  • NEWS
  • Taro Kono, the foreign minister of Japan is making headlines by urging Western news media to portary Japanese names with the family name first and the first name second, as is done in the Japanese language. As an example, he said that Shinzo Abe’s name should be written as “Abe Shinzo”, even adding that now was the best best time to start practicing this change. Currently, Japan is at the start of the new “Reiwa” era, and will be hosting the G20 Summit as well as the 2020 Summer Olympic Games.

    Why The Fuss Now?

    While it may seem like a minor issue, Kono’s comments about changing the practice were quite serious. He cites the ongoing practice of news organizations that already place the family name first with regards to figures from China and Korea such as South Korean President Moon Jae-in. Therefore he says it’s only logical that Japan’s Prime Minister should be treated in the same fashion. Yoichi Masuzoe, the former Governor of Tokyo, stated that the practice of changing naming order could be a prohibitively expensive affair.

    unsplash-logoNiketh Vellanki

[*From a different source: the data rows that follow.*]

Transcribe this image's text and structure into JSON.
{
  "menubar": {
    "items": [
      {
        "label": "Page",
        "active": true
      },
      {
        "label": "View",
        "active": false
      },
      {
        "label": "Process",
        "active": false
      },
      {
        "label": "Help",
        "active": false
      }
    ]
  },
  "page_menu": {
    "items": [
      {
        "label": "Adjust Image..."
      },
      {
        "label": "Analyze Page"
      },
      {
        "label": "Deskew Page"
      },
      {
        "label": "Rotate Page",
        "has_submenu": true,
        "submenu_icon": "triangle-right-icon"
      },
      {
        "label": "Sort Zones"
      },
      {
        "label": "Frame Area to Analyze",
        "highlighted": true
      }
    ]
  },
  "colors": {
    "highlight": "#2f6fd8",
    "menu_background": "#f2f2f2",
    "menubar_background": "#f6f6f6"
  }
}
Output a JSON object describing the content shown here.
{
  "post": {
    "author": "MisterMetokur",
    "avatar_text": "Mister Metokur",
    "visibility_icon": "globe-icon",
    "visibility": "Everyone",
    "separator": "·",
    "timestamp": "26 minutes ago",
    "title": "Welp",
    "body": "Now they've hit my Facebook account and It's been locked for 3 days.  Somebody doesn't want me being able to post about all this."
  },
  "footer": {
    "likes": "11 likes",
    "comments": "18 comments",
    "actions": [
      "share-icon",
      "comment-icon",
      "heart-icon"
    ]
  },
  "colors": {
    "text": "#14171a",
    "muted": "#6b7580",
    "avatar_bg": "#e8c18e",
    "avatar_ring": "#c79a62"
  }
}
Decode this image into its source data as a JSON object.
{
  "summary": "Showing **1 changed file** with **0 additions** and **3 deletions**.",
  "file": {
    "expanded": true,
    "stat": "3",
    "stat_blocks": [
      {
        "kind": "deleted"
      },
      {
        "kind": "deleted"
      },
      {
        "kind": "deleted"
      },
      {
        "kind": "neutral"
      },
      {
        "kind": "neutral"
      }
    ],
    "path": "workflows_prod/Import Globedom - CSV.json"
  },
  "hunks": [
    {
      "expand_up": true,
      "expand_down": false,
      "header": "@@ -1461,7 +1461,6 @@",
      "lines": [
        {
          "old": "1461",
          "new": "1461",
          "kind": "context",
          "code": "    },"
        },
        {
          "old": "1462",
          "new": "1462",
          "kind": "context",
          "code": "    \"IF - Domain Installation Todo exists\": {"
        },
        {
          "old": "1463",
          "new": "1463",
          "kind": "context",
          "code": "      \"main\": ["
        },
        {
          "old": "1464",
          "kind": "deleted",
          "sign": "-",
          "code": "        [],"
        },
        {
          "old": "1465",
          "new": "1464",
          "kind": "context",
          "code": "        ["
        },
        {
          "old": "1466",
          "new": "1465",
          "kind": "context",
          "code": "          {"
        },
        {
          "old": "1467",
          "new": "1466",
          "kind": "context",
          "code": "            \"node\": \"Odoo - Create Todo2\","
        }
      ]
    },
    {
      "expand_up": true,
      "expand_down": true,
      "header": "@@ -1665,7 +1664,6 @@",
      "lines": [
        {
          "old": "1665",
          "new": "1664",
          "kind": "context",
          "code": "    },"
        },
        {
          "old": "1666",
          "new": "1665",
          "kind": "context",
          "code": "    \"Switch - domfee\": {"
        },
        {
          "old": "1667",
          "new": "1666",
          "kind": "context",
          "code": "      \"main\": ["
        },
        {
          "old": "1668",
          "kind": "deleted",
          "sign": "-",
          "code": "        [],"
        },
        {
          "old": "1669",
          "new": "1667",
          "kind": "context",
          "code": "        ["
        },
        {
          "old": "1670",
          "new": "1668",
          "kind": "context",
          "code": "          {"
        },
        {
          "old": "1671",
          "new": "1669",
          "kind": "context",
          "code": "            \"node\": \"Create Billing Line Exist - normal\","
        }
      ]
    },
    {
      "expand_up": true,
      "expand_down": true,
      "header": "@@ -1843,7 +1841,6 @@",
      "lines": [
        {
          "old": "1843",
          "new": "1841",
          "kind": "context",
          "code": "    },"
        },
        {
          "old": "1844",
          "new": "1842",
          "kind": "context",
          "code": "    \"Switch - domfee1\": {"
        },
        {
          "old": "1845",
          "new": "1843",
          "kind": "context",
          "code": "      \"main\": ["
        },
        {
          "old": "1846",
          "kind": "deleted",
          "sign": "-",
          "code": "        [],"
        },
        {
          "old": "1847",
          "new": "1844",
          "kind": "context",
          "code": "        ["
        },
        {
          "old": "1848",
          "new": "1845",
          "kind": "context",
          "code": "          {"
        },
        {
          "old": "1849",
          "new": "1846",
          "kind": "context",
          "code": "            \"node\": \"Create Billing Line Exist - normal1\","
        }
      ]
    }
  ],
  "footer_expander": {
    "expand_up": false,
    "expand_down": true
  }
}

    Currently, a Japanese name consists of the Family name (surname), followed by the given name (first name). Surnames are almost always written in Kanji while the given names can be shown in different scripts such as Hiragana or Katakana. However, the majority of Japanese surnames do not have a long history. Most surnames were chose in the 19th century as part of Japan modernizing its culture during the Meiji Restoration. From the Meiji Era onward, sons adopted the family name from their father and daughters adopted the family name of their husband after marrying. While there is no historical origin for the Japanese naming order, some say the style of Japanese name ordering is similar to those historically practiced in Korea and China.
    One result of the modernizing practices of the Meiji Restoration was the influx of foreign language publications into Japan which used the Western name ordering. As Japanese started traveling abroad, they presented their names in the Western style. Some would even begin shortening their names or using nicknames in order to ease the burden on Westerners.


    A colleague of mine will soon be graduating in International Relations from a Japanese university. They explained that these statements were a way of presenting Japanese patriotism by being more assertive about being respectful to the Japanese way of naming order. To which I replied with a quote from Shakespeare, “A rose by any other name would smell as sweet.”